- Work task
Every record must appear in your copy exactly as written, with no pictures.

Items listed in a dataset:
↓
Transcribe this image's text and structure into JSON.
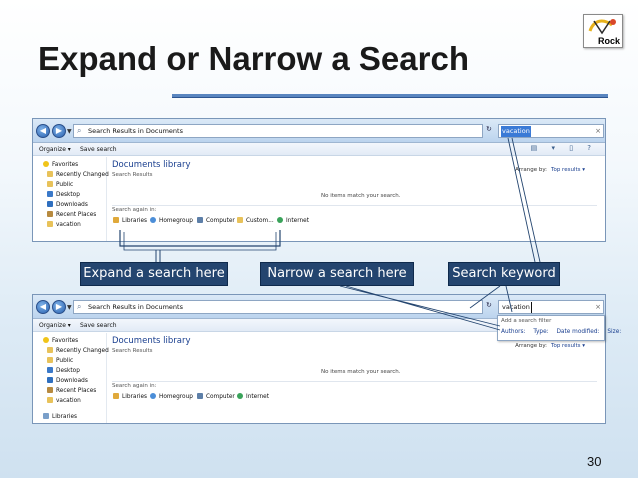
{
  "slide": {
    "title": "Expand or Narrow a Search",
    "logo_text": "Rock",
    "page_number": "30"
  },
  "callouts": {
    "expand": "Expand a search here",
    "narrow": "Narrow a search here",
    "keyword": "Search keyword"
  },
  "explorer": {
    "address": "Search Results in Documents",
    "toolbar": {
      "organize": "Organize ▾",
      "save_search": "Save search"
    },
    "favorites": [
      "Favorites",
      "Recently Changed",
      "Public",
      "Desktop",
      "Downloads",
      "Recent Places",
      "vacation"
    ],
    "libraries_label": "Libraries",
    "library_title": "Documents library",
    "library_subtitle": "Search Results",
    "arrange_label": "Arrange by:",
    "arrange_value": "Top results ▾",
    "empty_message": "No items match your search.",
    "search_again_label": "Search again in:",
    "search_again_items": [
      "Libraries",
      "Homegroup",
      "Computer",
      "Custom...",
      "Internet"
    ],
    "search_value_top": "vacation",
    "search_value_bottom": "vacation"
  },
  "filter_dropdown": {
    "header": "Add a search filter",
    "options": [
      "Authors:",
      "Type:",
      "Date modified:",
      "Size:"
    ]
  }
}
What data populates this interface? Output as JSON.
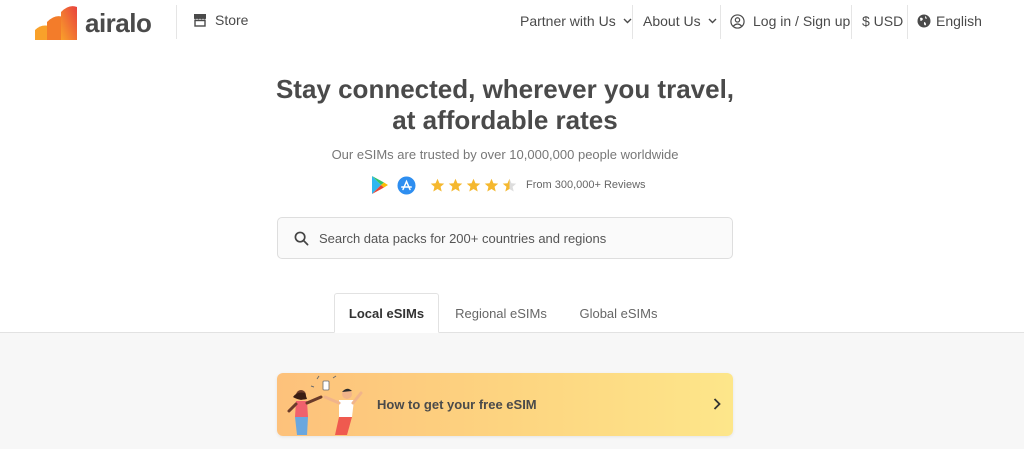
{
  "header": {
    "brand": "airalo",
    "store_label": "Store",
    "partner_label": "Partner with Us",
    "about_label": "About Us",
    "login_label": "Log in / Sign up",
    "currency_label": "$ USD",
    "language_label": "English"
  },
  "hero": {
    "title_line1": "Stay connected, wherever you travel,",
    "title_line2": "at affordable rates",
    "subtitle": "Our eSIMs are trusted by over 10,000,000 people worldwide",
    "reviews_text": "From 300,000+ Reviews",
    "rating": 4.5
  },
  "search": {
    "placeholder": "Search data packs for 200+ countries and regions"
  },
  "tabs": [
    {
      "label": "Local eSIMs",
      "active": true
    },
    {
      "label": "Regional eSIMs",
      "active": false
    },
    {
      "label": "Global eSIMs",
      "active": false
    }
  ],
  "banner": {
    "label": "How to get your free eSIM"
  },
  "colors": {
    "brand_orange": "#f58220",
    "brand_red": "#e8413d",
    "text_dark": "#4a4a4a",
    "star": "#f5b82e",
    "banner_start": "#fdc17b",
    "banner_end": "#fde68a"
  },
  "icons": [
    "logo-icon",
    "store-icon",
    "chevron-down-icon",
    "user-circle-icon",
    "globe-icon",
    "google-play-icon",
    "app-store-icon",
    "star-icon",
    "search-icon",
    "chevron-right-icon"
  ]
}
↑
- Your solution
Transcribe this image's text and structure into JSON.
{
  "slide": {
    "title": "Expand or Narrow a Search",
    "logo_text": "Rock",
    "page_number": "30"
  },
  "callouts": {
    "expand": "Expand a search here",
    "narrow": "Narrow a search here",
    "keyword": "Search keyword"
  },
  "explorer": {
    "address": "Search Results in Documents",
    "toolbar": {
      "organize": "Organize ▾",
      "save_search": "Save search"
    },
    "favorites": [
      "Favorites",
      "Recently Changed",
      "Public",
      "Desktop",
      "Downloads",
      "Recent Places",
      "vacation"
    ],
    "libraries_label": "Libraries",
    "library_title": "Documents library",
    "library_subtitle": "Search Results",
    "arrange_label": "Arrange by:",
    "arrange_value": "Top results ▾",
    "empty_message": "No items match your search.",
    "search_again_label": "Search again in:",
    "search_again_items": [
      "Libraries",
      "Homegroup",
      "Computer",
      "Custom...",
      "Internet"
    ],
    "search_value_top": "vacation",
    "search_value_bottom": "vacation"
  },
  "filter_dropdown": {
    "header": "Add a search filter",
    "options": [
      "Authors:",
      "Type:",
      "Date modified:",
      "Size:"
    ]
  }
}
What data populates this interface? Output as JSON.
{
  "header": {
    "brand": "airalo",
    "store_label": "Store",
    "partner_label": "Partner with Us",
    "about_label": "About Us",
    "login_label": "Log in / Sign up",
    "currency_label": "$ USD",
    "language_label": "English"
  },
  "hero": {
    "title_line1": "Stay connected, wherever you travel,",
    "title_line2": "at affordable rates",
    "subtitle": "Our eSIMs are trusted by over 10,000,000 people worldwide",
    "reviews_text": "From 300,000+ Reviews",
    "rating": 4.5
  },
  "search": {
    "placeholder": "Search data packs for 200+ countries and regions"
  },
  "tabs": [
    {
      "label": "Local eSIMs",
      "active": true
    },
    {
      "label": "Regional eSIMs",
      "active": false
    },
    {
      "label": "Global eSIMs",
      "active": false
    }
  ],
  "banner": {
    "label": "How to get your free eSIM"
  },
  "colors": {
    "brand_orange": "#f58220",
    "brand_red": "#e8413d",
    "text_dark": "#4a4a4a",
    "star": "#f5b82e",
    "banner_start": "#fdc17b",
    "banner_end": "#fde68a"
  },
  "icons": [
    "logo-icon",
    "store-icon",
    "chevron-down-icon",
    "user-circle-icon",
    "globe-icon",
    "google-play-icon",
    "app-store-icon",
    "star-icon",
    "search-icon",
    "chevron-right-icon"
  ]
}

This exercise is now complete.